“A little boy was putting up his hands, trying to stop a professional football player from hitting him with a small tree branch.”
That’s the line repeated several times by Keith Olbermann from the editorial desk of his self-titled ESPN show. In these two back-to-back videos, the fiery Olbermann lowers the boom on the stomach-churning hypocrisy and unctuous buck-passing practiced by the men in charge of “America’s Game.”
This week the league is soft-pedaling the case of Minnesota Vikings player Adrian Peterson, who has admitted to “disciplining” his 4-year-old by spanking him with a switch. But as Olbermann points out, based on tweets and first-person accounts, Peterson struck the kid repeatedly around his buttocks, legs, thighs and scrotum, leaving red scratch marks, and then bragged about it in a tweet to the boy’s mother, saying he only stopped hitting his son so he could apply the same punishment at a later date for “needed memories.”
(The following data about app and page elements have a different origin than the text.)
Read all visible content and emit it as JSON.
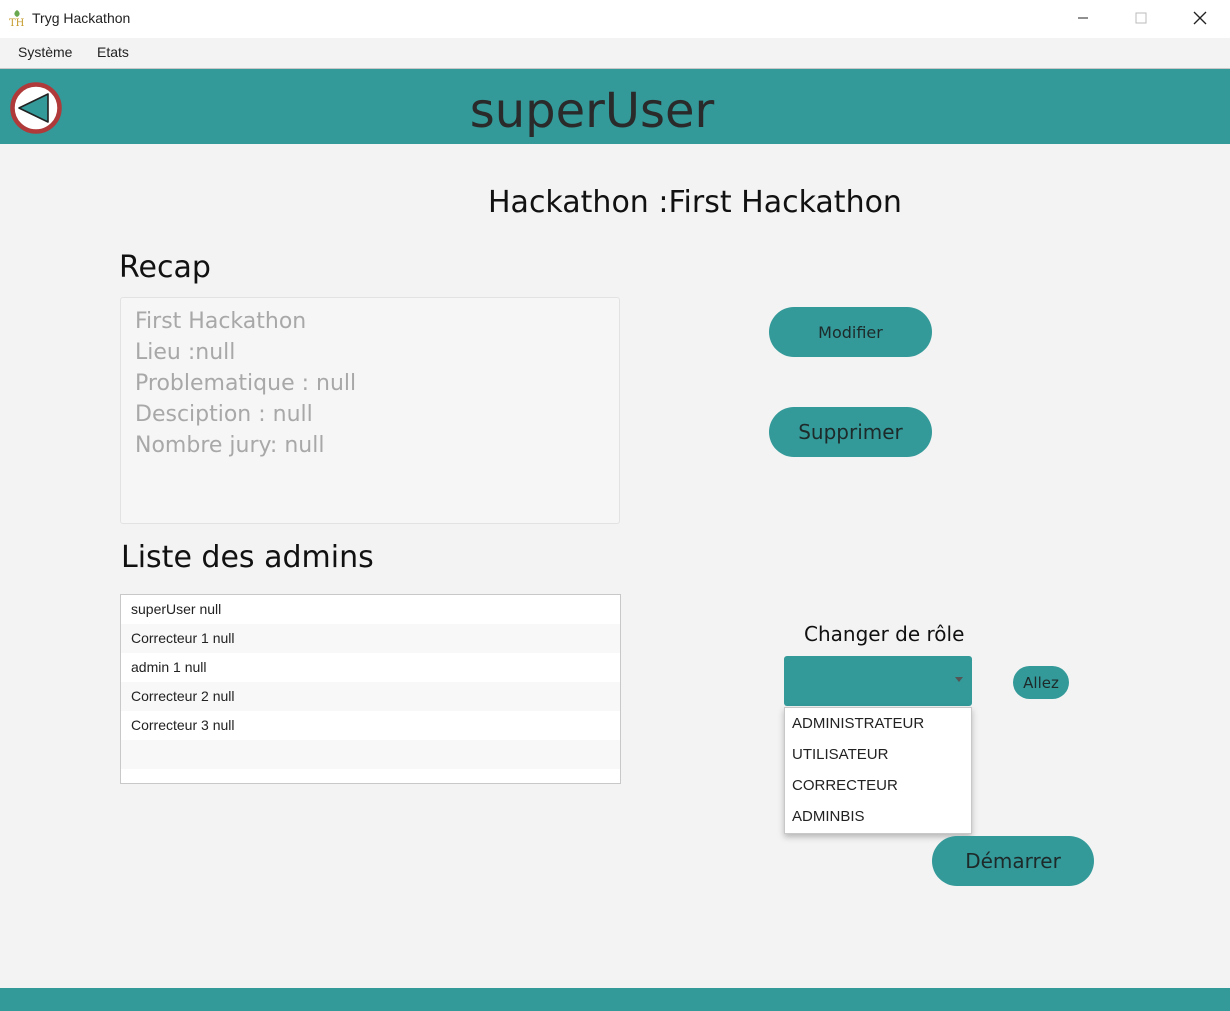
{
  "window": {
    "title": "Tryg Hackathon",
    "app_icon": "th-logo-icon",
    "controls": [
      "minimize-icon",
      "maximize-icon",
      "close-icon"
    ]
  },
  "menubar": {
    "items": [
      {
        "label": "Système"
      },
      {
        "label": "Etats"
      }
    ]
  },
  "header": {
    "title": "superUser",
    "back_icon": "back-arrow-icon"
  },
  "hackathon": {
    "label": "Hackathon :",
    "name": "First Hackathon"
  },
  "recap": {
    "title": "Recap",
    "lines": [
      "First Hackathon",
      "Lieu :null",
      "Problematique : null",
      "Desciption : null",
      "Nombre jury: null"
    ]
  },
  "actions": {
    "modify_label": "Modifier",
    "delete_label": "Supprimer",
    "start_label": "Démarrer"
  },
  "admins": {
    "title": "Liste des admins",
    "rows": [
      "superUser null",
      "Correcteur 1 null",
      "admin 1 null",
      "Correcteur 2 null",
      "Correcteur 3 null"
    ]
  },
  "role": {
    "label": "Changer de rôle",
    "selected": "",
    "go_label": "Allez",
    "options": [
      "ADMINISTRATEUR",
      "UTILISATEUR",
      "CORRECTEUR",
      "ADMINBIS"
    ]
  },
  "colors": {
    "accent": "#339999",
    "back_button_ring": "#b03a3a",
    "background": "#f3f3f3"
  }
}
And this is the man the Vikings were willing to allow to play after the slap on the hand (no switch was used) of a one-game suspension. The team has now been shamed into suspending him indefinitely.
No wonder Olbermann refers to the NFL as the National Freefall League. The concussion epidemic, bullying scandals, illegal dogfighting, domestic abuse and now this. The NFL is beginning to look like the Enron of professional sports, a culture built on lies, double-standards and unchecked testosterone. Olbermann’s fire-breathing takedown of the suits in charge of this wildly profitable, insanely popular and undeniably barbaric sport leaves me as angry and disgusted as he visibly is in these two clips. (For one other fan’s viewpoint on how far the league has fallen, read Crosscut’s Ted Van Dyk’s article here.)
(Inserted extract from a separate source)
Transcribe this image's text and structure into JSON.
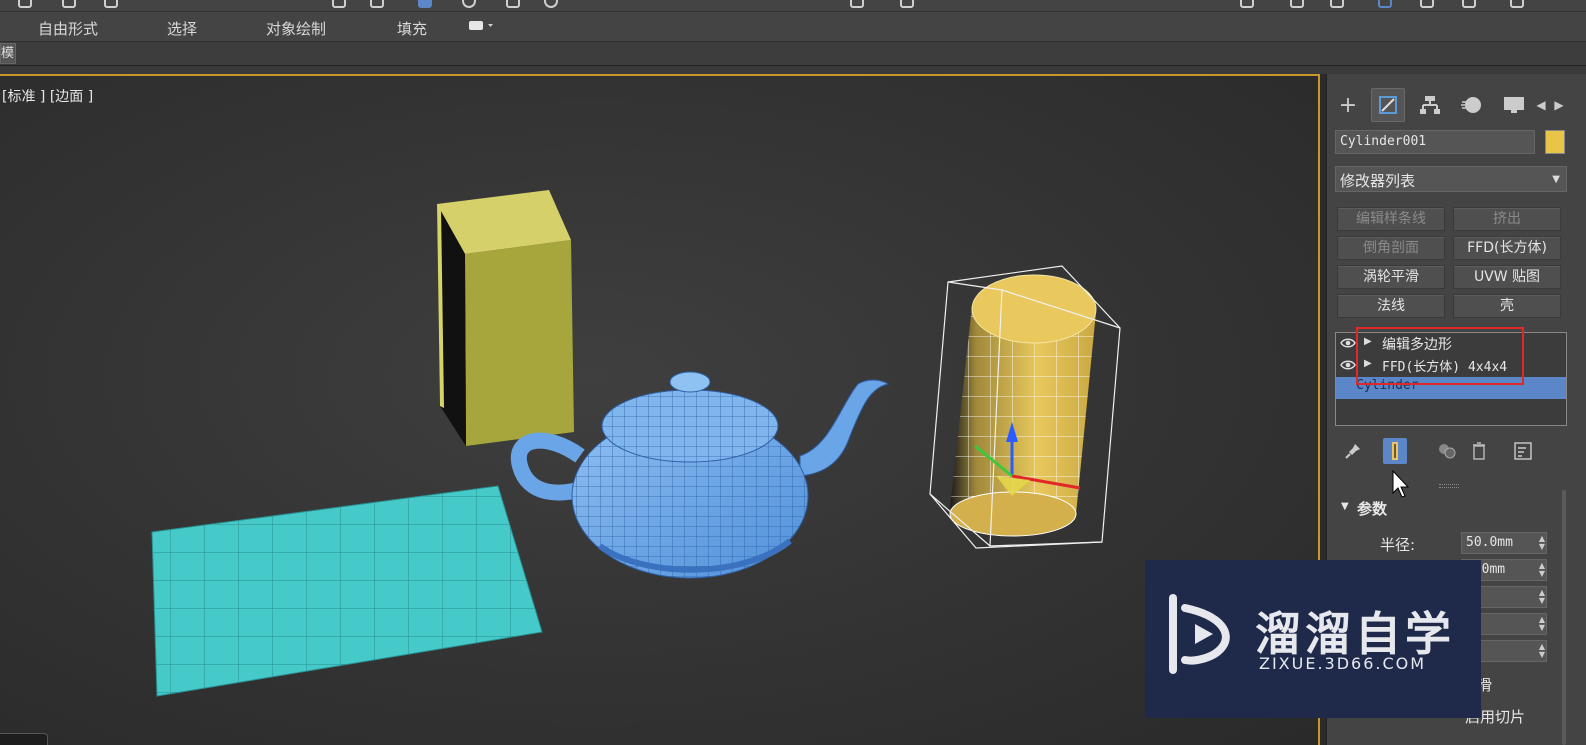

Olbermann’s unflinching criticism reminds us of what pro football’s delirious and blindly devoted cheerleaders don’t want to think about: The sport, as it is played today, may very well be doomed, as long as players are allowed to run into each other with the velocity of a galloping horse, and to beat little boys with tree branches.